It really doesn't matter, though, as I'm giving the series more thought than it deserves. While Murder In Blue is, as far as writing goes, better than its predecessors, the series as a whole just ain't up to snuff. Saveman is too perfect and the plots just aren't very gripping. And the plot-hopping mentioned above doesn't help much. The novel cannot make up its mind what it wants to be: the opening portion in Russia is entertaining, and again much slicker and more "mature" than those previous two books, with Saveman escaping the KGB by hiding in the wheel-well of a commercial plane.

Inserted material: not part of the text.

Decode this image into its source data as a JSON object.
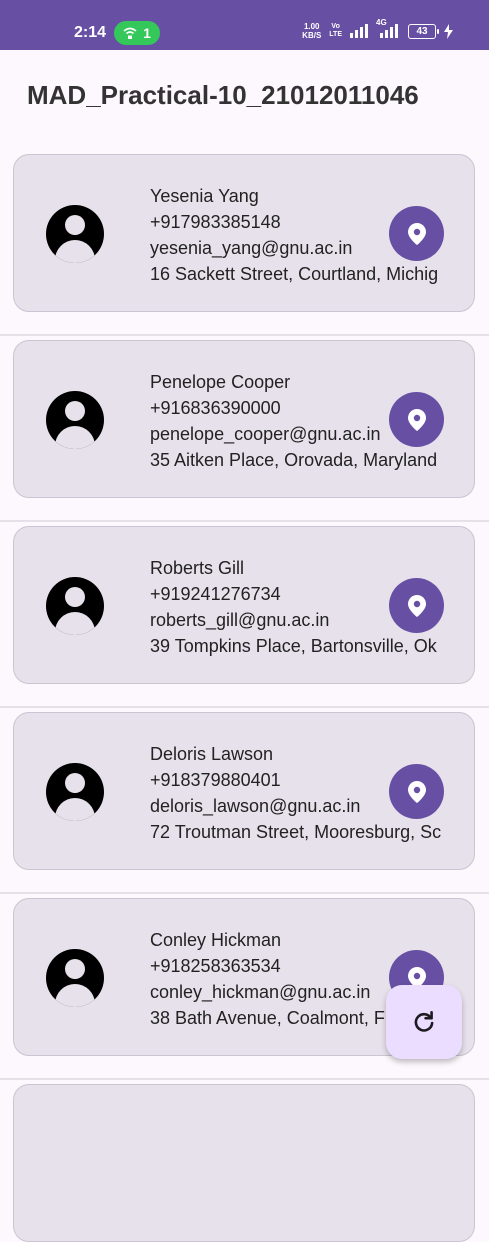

But then the Narc-esque portion of the storyline is plodding, with Saveman on "vacation" in LA, where he wants to get to the bottom of a series of cult murders taking place. Mutilated bodies, painted blue and shot full of arrows, are turning up, and soon enough Saveman deduces that a heroin ring is behind it. This sequence is only saved by the presence of Amy Gazer, Saveman's old high school girlfriend, who runs a clinic. A raven-haired and voluptious beauty, Amy is sort of my ideal gal: fully part of the '70s New Age movement, she lives in a rolling estate where she sits lotus-style on a shag carpet and meditates, smokes dope, and consults her occult-themed library.

Saveman -- a smuggler, remember -- actually partakes of drugs this time out, a first for the series. After being shot up by a hallucinogen by escaping members of the cult, Saveman steers his car to Amy's place (she just appears in the narrative without much setup, by the way) and she instantly seduces him, a pretty steamy scene ensuing. Rather than the pages-long stuff in say the Baroness, which eventually bores the reader with its endless barrage of anatomical euphemisms, the scene here actually succeeds in generating a little heat.

After that, though, the storyline just gets boring. The third half of the novel features Saveman, Amy, and a professor deep in the Yucatan, searching for a Mayan temple in which the cult will stage their next big sacrifice. Here Petersen (or whoever wrote this) takes the opportunity to shoehorn in endless detail about Mayan history and customs, courtesy the blathering professor. Seriously, you can skip large portions of the narrative here. It's an obvious page-filling gambit.

Ironically the Mayan stuff is similar to another novel I recently read, John Eagle Expeditor #6: The Glyphs of Gold, which as you'll no doubt expect was much, much better. But here Petersen instills a supernatural element to the series which just doesn't jibe: Amy and the professor are caught, Amy stripped down and drugged, fated to become the cult leader's bride. A lurid scene ensues where, as part of the marriage ceremony, a group of priests masturbate on Amy(!) and then the leader takes her on an altar, his "engorged manhood" (which we are endlessly reminded is fucking huge) so incredible to Amy's drugged eyes that she basically just starts drooling with lust, giving herself completely to the Mayan cause.

Then Saveman shows up -- after the leader's had his way with Amy, by the way -- with an old Mayan priest who magically becomes younger and starts flying around, shooting blue balls of energy at the cult leader! I mean, what the hell's going on?? After which the priest tells Saveman that Amy's "gone," that she's not dead but not living, and must stay with the Maya -- oh, and she's probably pregnant with the cult leader's child. And Saveman basically shrugs and just leaves her there, high-tailing it back home to reunite with his dad and his superiors at ZED, so he can regale them with stories about how weird his "vacation" was.

Seriously, this was some weird stuff...but all of it was relayed in a clinical fashion, the style and narrative a lot more polished and professional than in the previous book. Now that I think of it, the style of Smuggler #1 might have been similar to this, so maybe Petersen and Oliphant just traded off on each volume? Who cares, I guess.